  client_secret: "/path/to/secrete/key.pem"
  client_id: "my-client-id@dev.service-account.com"
  oauth_scope:
      - "https://www.googleapis.com/auth/userinfo.email"

To override global configuration for one test case, you can set :

- my.endpoint:
  config:
    auth:
      email: "someone.else@somewhere.net"

with same parameters as auth.yaml.

If you want to execute one test case without authentication, you can set:

- my.endpoint:
  config:
    auth: null

See Getting Started with Google Tasks API on Google App Engine for more details.

Examples

Url shortener

Running the scenario:

#name of the test
name: Test Shortened urls

# service information
service:
    api: "urlshortener"
    version: "v1"
    discovery_url: "https://www.googleapis.com/discovery/v1/apis/urlshortener/v1/rest"

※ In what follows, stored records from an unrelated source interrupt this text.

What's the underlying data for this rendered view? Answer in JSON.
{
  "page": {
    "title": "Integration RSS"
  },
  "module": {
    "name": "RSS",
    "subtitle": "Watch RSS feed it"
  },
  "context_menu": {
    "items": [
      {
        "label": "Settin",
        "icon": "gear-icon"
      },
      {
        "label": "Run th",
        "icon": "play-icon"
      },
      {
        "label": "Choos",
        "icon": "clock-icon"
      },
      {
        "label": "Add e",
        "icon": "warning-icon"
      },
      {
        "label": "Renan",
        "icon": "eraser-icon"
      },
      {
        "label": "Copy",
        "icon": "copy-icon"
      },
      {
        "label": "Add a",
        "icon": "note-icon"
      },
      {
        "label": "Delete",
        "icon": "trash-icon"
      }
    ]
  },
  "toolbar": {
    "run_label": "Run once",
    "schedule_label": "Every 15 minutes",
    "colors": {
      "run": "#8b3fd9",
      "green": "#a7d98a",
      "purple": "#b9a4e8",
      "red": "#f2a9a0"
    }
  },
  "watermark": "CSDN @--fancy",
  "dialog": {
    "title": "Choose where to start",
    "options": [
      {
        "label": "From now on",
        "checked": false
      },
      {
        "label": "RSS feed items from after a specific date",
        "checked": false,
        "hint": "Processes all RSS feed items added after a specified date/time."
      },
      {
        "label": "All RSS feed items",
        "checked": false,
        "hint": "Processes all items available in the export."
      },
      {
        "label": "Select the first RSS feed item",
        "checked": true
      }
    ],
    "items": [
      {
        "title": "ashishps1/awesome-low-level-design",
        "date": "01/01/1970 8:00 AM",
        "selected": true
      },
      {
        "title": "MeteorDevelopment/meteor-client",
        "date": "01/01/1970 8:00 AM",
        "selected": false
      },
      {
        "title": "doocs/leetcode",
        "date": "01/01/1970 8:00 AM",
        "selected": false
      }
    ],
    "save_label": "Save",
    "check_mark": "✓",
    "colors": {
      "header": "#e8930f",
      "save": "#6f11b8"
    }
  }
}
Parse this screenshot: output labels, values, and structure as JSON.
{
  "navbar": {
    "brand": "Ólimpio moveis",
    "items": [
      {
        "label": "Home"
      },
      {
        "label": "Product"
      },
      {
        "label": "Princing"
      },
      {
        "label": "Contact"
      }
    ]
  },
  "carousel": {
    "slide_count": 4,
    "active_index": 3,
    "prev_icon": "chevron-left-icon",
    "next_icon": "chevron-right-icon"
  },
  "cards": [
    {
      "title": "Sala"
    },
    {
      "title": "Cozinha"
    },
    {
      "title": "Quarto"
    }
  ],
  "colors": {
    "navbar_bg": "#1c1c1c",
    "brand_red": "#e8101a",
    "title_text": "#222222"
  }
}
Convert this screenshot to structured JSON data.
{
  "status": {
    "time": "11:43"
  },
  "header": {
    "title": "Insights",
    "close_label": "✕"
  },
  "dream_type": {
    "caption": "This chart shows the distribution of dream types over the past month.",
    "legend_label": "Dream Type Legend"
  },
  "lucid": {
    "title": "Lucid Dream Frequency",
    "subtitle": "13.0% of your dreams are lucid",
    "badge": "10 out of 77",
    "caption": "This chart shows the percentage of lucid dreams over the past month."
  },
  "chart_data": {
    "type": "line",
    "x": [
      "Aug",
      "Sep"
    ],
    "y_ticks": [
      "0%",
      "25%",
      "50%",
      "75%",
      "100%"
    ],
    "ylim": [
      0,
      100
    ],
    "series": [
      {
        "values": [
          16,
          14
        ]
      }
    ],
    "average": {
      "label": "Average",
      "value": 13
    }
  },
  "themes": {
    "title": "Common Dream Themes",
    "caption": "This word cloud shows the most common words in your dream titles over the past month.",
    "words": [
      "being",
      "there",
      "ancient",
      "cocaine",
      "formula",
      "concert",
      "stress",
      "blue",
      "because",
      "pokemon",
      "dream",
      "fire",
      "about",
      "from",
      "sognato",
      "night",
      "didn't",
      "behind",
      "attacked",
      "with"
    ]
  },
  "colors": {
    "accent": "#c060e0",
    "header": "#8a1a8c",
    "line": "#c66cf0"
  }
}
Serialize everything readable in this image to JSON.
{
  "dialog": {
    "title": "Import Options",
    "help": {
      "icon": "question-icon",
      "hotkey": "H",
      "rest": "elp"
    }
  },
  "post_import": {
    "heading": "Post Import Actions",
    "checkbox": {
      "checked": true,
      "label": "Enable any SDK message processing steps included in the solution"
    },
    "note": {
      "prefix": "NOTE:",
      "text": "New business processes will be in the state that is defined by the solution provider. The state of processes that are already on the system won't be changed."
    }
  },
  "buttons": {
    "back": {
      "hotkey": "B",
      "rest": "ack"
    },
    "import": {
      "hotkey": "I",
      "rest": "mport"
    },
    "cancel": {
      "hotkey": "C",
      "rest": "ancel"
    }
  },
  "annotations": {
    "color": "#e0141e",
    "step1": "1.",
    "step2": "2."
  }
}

# this section is not used by the script, but can be helpful for the commands
websites : &w01 "http://google.com"
websites : &w02 "http://google.com/"

# the commands
commands:
  - url.insert:
      body: {"longUrl" : *w01}
    print_result: !expr id
    save_result: compressed_1
    check_result: {
                    # the urlshortener service adds a '/' at the end
                    "longUrl" : *w02
                  }

  - url.insert:
      body: {"longUrl" : *w02}
    print_result: true
    save_result: compressed_2
    check_result: {
                    # this should have the same id as the previous one
                    "id" : !expr compressed_1.id,
                    "longUrl" : *w02
                  }

  - url.insert:
      body: {"longUrl" : *w02}
    print_result: true
    save_result: compressed_2
    check_result: {
                    # make it fail!
                    "longUrl" : "aaa"
                  }

  - url.get:
      shortUrl: !expr compressed_1.id
    print_result: true
    check_result: {
                    "longUrl" : "#r#http[s]?://google.com/?"
                  }

Gives:

Running scenario Test Shortened urls

Executing : url.insert
Done in 40ms

Content of id:
"http://goo.gl/mR2d"

 $.longUrl   DONE

Executing : url.insert
Done in 32ms

Result JSON:
{
    "kind": "urlshortener#url",
    "id": "http://goo.gl/mR2d",
    "longUrl": "http://google.com/"
}

 $.longUrl.id   DONE

Executing : url.insert
Done in 33ms

Result JSON:
{
    "kind": "urlshortener#url",
    "id": "http://goo.gl/mR2d",
    "longUrl": "http://google.com/"
}


**********************************************************************************************************
* FAIL :  The result "http://google.com/" does not match "aaa"
* PATH : $.longUrl
**********************************************************************************************************

 $.longUrl   FAILURE

Executing : url.get
Done in 35ms

Result JSON:
{
    "status": "OK",
    "kind": "urlshortener#url",
    "id": "http://goo.gl/mR2d",
    "longUrl": "http://google.com/"
}

 $.longUrl   DONE